PROBLEM DETAILS: Check each line of the data below for the word "folder", then extract the ones that have it.

EXERCISE DATA:
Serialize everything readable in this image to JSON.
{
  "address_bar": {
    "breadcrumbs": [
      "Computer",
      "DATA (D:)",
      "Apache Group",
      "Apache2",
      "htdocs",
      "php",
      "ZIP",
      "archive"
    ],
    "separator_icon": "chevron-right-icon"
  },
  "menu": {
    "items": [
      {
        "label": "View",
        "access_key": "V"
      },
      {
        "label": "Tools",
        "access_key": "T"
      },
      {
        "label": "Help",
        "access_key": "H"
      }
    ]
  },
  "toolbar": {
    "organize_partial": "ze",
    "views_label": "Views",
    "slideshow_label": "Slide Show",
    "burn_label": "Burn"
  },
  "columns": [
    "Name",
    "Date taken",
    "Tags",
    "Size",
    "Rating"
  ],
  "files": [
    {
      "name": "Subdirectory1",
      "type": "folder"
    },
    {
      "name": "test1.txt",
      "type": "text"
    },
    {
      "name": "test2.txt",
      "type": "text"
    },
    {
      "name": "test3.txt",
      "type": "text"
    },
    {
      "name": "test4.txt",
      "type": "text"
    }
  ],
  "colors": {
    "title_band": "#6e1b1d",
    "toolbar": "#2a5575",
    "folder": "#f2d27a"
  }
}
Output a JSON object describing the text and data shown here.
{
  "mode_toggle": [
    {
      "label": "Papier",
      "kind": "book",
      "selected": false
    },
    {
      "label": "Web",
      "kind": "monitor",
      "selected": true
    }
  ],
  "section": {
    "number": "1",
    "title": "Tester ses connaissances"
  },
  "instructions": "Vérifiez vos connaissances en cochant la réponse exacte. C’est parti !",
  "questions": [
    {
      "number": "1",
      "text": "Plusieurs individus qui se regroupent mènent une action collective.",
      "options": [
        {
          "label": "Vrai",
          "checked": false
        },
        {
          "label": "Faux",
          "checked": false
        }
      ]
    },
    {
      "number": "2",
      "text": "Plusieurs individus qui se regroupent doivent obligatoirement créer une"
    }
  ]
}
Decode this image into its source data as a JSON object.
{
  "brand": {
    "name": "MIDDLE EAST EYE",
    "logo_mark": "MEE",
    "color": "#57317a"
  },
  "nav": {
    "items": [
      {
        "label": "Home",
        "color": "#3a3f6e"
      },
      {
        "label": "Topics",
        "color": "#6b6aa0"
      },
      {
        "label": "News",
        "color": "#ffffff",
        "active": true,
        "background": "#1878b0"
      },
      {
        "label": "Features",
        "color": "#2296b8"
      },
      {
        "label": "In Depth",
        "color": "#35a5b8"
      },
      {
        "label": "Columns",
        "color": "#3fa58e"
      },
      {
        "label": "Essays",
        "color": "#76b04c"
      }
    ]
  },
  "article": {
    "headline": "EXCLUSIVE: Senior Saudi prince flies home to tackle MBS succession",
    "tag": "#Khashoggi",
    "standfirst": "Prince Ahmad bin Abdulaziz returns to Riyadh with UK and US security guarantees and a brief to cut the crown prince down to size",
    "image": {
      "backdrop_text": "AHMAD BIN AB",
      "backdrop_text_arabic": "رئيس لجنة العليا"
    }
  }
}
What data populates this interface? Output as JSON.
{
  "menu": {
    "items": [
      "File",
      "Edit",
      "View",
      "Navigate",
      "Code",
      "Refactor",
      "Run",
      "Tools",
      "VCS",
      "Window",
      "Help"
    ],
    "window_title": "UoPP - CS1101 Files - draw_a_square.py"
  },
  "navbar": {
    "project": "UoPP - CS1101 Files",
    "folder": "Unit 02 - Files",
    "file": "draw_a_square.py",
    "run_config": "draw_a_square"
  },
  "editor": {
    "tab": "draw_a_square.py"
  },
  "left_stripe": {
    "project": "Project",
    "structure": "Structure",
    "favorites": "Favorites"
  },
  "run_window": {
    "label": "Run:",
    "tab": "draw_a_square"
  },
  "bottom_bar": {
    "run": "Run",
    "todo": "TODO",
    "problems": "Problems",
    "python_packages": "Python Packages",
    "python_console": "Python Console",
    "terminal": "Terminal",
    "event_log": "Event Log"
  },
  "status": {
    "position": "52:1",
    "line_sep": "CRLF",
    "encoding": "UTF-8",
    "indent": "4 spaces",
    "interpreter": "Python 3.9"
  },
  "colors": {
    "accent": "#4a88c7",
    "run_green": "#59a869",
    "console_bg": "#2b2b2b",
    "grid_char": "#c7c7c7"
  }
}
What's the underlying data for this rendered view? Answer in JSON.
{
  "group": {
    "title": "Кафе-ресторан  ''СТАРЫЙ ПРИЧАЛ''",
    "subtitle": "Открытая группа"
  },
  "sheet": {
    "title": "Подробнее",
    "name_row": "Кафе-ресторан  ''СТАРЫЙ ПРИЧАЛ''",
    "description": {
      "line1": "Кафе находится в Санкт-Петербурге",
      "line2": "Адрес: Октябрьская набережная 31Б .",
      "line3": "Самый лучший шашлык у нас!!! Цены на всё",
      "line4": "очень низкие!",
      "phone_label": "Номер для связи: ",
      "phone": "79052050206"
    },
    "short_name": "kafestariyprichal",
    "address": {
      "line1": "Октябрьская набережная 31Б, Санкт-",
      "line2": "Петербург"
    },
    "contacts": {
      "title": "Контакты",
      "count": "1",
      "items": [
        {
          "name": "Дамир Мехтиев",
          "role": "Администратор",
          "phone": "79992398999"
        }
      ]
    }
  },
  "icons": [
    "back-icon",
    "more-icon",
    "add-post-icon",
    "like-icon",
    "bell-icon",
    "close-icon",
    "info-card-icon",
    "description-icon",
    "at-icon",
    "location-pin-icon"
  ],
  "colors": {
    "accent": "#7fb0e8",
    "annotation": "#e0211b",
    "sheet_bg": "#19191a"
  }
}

EXERCISE ANSWER:
      "type": "folder"
    "folder": "#f2d27a"
    "folder": "Unit 02 - Files",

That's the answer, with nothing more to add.